Latinity and Alterity in the Early Modern Period

Arizona Studies in the Middle Ages and Renaissance (ASMAR), Vol. 30

Latinity and Alterity in the Early Modern Period

By Yasmin Haskell (University of Western Australia ) and Juanita Feros Ruys (University of Sydney )
2010 | 312 + vii pp. | 2 ills. | 978-0-86698-408-9 | Hardcover 6 x 9 in
MRTS 360 | $56 | €40

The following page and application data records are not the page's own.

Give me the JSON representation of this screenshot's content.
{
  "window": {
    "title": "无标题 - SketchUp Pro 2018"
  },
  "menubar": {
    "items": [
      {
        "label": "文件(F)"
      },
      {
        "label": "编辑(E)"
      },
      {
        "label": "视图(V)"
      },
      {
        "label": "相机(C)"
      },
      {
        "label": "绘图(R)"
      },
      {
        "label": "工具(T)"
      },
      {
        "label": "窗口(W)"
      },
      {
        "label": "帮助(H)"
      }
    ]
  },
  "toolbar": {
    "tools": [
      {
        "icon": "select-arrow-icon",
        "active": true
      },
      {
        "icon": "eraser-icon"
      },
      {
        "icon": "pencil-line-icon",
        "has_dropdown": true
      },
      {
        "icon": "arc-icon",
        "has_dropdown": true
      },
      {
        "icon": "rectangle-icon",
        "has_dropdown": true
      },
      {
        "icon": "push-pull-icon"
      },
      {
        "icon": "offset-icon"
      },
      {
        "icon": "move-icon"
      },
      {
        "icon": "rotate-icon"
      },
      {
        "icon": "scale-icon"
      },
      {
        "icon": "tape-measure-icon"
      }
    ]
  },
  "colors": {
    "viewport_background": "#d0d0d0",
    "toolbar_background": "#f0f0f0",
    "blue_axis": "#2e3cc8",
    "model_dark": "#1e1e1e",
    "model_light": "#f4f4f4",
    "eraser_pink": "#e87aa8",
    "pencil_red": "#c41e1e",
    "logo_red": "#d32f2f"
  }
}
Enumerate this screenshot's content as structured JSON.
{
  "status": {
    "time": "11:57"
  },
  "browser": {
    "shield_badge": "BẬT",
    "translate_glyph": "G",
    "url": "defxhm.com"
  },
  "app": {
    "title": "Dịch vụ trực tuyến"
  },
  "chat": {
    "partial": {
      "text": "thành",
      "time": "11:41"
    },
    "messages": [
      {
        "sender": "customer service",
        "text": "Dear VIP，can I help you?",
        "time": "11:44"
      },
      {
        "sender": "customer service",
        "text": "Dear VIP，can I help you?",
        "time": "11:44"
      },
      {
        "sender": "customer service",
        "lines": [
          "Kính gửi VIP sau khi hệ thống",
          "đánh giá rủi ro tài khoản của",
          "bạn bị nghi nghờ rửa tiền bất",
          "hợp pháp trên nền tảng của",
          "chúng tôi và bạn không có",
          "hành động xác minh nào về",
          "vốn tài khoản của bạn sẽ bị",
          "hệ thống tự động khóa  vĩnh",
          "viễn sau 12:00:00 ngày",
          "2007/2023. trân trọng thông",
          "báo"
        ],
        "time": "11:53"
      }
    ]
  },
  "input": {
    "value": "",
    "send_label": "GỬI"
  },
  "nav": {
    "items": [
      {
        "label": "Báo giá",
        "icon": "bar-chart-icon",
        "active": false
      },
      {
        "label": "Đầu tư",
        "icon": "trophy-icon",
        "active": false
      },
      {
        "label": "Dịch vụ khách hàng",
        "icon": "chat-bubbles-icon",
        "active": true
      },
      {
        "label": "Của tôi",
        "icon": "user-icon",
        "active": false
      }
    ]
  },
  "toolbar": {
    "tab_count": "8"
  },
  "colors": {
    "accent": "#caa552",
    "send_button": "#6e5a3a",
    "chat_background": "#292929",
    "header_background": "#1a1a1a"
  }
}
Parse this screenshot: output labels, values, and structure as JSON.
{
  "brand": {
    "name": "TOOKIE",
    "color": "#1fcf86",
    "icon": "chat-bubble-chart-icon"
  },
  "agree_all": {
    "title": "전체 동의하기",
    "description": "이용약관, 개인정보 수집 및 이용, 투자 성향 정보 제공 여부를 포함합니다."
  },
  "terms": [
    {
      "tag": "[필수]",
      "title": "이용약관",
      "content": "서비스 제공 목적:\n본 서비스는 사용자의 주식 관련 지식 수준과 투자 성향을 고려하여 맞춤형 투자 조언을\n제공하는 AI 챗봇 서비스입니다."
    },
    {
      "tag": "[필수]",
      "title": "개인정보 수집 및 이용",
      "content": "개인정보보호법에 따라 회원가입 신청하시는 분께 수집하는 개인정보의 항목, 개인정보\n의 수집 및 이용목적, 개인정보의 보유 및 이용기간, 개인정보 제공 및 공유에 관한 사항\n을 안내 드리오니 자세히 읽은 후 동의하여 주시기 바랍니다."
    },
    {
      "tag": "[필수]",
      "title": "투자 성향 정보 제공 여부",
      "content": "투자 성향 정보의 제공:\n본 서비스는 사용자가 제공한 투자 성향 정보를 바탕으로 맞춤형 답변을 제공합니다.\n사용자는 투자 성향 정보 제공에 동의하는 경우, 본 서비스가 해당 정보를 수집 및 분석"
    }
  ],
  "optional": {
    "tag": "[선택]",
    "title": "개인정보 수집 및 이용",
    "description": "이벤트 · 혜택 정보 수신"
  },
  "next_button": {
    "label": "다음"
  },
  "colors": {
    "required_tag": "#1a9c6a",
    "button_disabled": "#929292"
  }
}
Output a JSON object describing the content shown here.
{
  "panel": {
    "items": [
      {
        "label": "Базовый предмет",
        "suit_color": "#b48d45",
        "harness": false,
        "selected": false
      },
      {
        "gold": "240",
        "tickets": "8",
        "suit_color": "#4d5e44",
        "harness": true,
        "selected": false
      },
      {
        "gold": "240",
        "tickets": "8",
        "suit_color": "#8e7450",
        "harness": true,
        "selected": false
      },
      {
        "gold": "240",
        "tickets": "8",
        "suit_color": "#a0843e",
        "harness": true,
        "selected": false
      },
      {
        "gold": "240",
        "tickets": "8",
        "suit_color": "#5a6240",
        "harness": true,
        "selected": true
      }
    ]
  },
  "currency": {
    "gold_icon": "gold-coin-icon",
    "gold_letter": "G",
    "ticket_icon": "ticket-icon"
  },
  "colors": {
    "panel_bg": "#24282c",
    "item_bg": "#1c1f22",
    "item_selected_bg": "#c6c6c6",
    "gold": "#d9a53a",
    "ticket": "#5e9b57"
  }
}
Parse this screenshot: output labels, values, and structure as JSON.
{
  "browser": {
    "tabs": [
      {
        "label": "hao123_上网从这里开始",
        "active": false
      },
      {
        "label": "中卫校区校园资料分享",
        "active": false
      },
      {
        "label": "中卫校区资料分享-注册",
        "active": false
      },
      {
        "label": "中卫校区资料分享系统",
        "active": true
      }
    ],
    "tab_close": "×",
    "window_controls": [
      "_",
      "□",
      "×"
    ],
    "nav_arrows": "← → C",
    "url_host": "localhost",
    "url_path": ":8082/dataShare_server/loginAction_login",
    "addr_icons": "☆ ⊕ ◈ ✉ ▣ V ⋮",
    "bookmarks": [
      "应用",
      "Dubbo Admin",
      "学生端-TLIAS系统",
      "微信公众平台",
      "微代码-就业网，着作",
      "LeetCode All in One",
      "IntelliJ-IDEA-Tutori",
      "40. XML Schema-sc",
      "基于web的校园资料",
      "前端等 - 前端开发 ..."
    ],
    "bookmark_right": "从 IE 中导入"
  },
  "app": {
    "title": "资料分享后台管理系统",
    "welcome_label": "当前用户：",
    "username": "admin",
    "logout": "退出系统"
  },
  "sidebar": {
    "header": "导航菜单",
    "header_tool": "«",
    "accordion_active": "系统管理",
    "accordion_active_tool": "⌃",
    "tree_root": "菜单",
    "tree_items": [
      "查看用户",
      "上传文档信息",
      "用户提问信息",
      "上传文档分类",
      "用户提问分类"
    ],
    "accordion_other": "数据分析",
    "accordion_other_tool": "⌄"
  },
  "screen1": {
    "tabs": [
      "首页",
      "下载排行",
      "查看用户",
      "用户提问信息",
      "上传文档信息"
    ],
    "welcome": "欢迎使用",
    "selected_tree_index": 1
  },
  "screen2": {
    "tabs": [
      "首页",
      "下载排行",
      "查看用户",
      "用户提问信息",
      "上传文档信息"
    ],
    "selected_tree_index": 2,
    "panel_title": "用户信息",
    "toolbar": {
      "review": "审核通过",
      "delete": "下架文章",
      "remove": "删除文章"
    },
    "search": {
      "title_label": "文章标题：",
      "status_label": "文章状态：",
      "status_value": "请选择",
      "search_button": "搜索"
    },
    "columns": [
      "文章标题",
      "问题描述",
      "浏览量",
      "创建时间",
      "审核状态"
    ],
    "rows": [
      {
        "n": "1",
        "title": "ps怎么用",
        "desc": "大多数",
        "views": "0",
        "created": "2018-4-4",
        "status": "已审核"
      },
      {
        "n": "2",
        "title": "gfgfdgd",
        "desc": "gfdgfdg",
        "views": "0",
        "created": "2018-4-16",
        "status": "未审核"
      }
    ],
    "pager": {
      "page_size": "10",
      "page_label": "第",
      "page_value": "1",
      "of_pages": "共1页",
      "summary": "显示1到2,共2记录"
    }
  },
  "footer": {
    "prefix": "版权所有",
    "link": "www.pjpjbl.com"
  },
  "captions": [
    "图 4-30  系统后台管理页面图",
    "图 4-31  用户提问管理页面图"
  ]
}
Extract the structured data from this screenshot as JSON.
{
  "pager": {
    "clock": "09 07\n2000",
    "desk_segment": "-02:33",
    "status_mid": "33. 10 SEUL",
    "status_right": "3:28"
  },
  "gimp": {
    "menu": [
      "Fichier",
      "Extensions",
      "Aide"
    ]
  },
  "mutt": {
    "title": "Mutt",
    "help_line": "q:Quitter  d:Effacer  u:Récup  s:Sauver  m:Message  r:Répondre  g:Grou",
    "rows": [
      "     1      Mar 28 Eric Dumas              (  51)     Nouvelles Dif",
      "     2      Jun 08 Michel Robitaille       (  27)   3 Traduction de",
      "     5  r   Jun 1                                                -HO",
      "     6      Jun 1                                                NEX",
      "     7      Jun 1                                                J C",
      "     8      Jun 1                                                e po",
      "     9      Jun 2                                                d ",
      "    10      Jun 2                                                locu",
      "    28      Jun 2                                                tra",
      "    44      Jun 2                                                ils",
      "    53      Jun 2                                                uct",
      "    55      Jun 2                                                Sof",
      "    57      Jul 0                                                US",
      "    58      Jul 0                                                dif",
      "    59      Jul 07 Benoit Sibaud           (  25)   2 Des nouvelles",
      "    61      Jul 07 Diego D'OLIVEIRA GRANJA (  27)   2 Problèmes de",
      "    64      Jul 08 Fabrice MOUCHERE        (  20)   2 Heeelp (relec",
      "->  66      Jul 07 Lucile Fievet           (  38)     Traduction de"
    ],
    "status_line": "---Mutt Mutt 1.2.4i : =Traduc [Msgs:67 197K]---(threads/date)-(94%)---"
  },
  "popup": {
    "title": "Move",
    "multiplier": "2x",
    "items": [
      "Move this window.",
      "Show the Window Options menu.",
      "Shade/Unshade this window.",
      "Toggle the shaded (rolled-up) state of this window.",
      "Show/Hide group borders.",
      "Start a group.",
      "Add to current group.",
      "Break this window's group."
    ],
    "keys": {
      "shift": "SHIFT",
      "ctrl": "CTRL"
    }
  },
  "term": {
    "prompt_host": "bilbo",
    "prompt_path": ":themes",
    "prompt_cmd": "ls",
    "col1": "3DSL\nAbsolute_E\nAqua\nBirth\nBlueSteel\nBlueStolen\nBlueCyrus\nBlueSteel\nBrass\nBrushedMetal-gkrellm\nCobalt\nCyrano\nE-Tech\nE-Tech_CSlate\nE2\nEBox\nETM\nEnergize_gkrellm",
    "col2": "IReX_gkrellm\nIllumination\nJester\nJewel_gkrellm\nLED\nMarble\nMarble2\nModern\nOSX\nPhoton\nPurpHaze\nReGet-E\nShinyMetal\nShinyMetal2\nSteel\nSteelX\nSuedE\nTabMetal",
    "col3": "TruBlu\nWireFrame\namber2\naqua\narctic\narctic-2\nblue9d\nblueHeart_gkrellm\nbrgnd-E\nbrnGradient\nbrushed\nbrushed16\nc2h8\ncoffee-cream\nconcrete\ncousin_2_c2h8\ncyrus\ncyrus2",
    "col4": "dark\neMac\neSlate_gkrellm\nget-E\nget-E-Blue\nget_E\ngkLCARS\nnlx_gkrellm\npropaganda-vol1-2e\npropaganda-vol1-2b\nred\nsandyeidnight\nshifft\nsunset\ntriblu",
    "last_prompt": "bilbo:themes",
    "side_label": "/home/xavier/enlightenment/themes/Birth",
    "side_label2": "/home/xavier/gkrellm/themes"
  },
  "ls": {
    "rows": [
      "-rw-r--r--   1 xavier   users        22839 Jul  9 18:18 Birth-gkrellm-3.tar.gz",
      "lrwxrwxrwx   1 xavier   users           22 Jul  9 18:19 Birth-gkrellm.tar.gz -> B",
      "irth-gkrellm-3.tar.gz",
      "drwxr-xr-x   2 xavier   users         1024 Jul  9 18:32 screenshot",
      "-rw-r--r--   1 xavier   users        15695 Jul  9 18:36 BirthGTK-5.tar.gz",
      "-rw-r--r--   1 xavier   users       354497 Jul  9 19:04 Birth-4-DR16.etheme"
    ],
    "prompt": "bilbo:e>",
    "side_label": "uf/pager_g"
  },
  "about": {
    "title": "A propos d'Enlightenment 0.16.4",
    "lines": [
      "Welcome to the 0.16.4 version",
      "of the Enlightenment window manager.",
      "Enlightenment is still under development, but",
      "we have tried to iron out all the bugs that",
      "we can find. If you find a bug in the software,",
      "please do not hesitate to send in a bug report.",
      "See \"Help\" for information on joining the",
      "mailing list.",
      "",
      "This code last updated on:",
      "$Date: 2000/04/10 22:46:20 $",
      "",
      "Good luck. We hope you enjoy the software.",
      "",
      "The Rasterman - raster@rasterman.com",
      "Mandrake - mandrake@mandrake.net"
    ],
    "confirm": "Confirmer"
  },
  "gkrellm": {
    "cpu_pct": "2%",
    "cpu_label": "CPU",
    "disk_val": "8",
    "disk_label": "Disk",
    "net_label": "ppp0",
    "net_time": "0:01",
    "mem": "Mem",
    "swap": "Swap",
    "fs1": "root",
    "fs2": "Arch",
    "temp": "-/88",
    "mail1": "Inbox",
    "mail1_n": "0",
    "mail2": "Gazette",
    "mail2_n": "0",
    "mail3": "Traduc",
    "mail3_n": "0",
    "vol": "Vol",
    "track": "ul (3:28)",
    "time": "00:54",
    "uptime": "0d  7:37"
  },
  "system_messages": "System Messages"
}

The essays in this volume, many of which are in dialogue with Françoise Waquet’s Latin or the Empire of a Sign, showcase some of the most exciting and sophisticated new work in the field of neo-Latin studies. They illustrate the significance of “Latinity” for understanding the early modern world from a variety of disciplinary perspectives and will be of interest not only to neo-Latinists but also to students of the modern European vernaculars, social historians of language, lexicographers, intellectual and scientific historians, and to cultural and cross-cultural historians. Under the second term of the title, “Alterity,” this volume explores the “opposition” of humanist Latin to medieval Latin and the modern vernaculars, the “otherness” of women’s Latinity, the construction of the non-European in Latin humanism, and the Latin writings of non-Europeans, from indigenous Americans to Africans. The exploration of these issues helps us more fully to understand what Latin “really meant” during the early modern period.